Task item: Write out every entry exactly as given, but omit the pictures.
━━━━
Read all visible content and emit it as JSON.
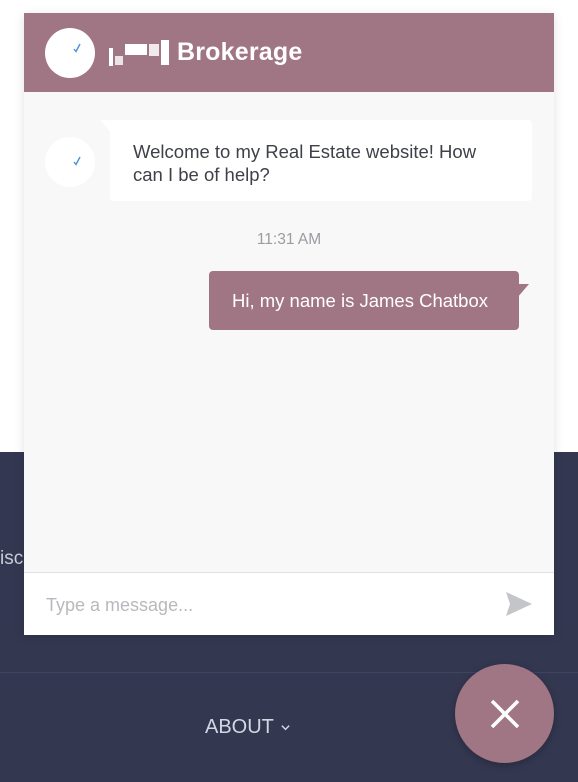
{
  "chat": {
    "brand_name": "Brokerage",
    "bot_message": "Welcome to my Real Estate website! How can I be of help?",
    "timestamp": "11:31 AM",
    "user_message": "Hi, my name is James Chatbox",
    "input_placeholder": "Type a message...",
    "icons": {
      "avatar": "check-icon",
      "send": "send-icon",
      "close": "close-icon"
    }
  },
  "footer": {
    "partial_text": "isc",
    "nav_about": "ABOUT"
  },
  "colors": {
    "accent": "#a07684",
    "footer_bg": "#333750",
    "chat_bg": "#f8f8f8",
    "check": "#4a90d9"
  }
}
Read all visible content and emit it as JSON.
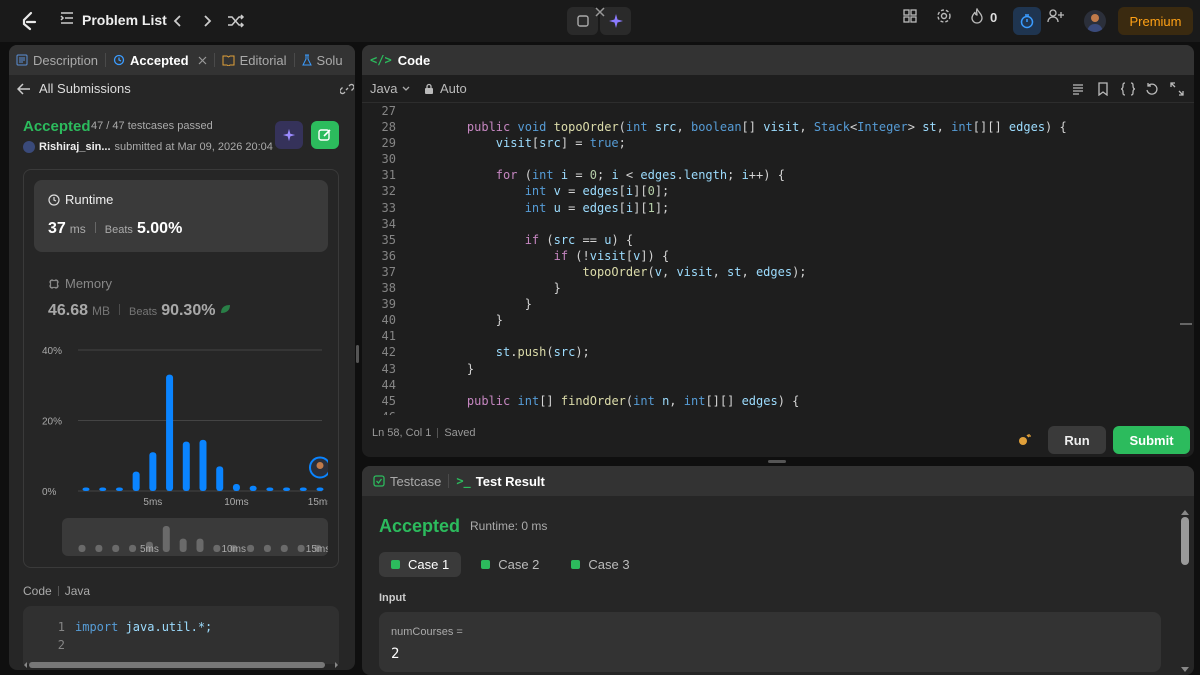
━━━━
Solution below:
Read all visible content and emit it as JSON.
{
  "chat": {
    "brand_name": "Brokerage",
    "bot_message": "Welcome to my Real Estate website! How can I be of help?",
    "timestamp": "11:31 AM",
    "user_message": "Hi, my name is James Chatbox",
    "input_placeholder": "Type a message...",
    "icons": {
      "avatar": "check-icon",
      "send": "send-icon",
      "close": "close-icon"
    }
  },
  "footer": {
    "partial_text": "isc",
    "nav_about": "ABOUT"
  },
  "colors": {
    "accent": "#a07684",
    "footer_bg": "#333750",
    "chat_bg": "#f8f8f8",
    "check": "#4a90d9"
  }
}
Read all visible content and emit it as JSON.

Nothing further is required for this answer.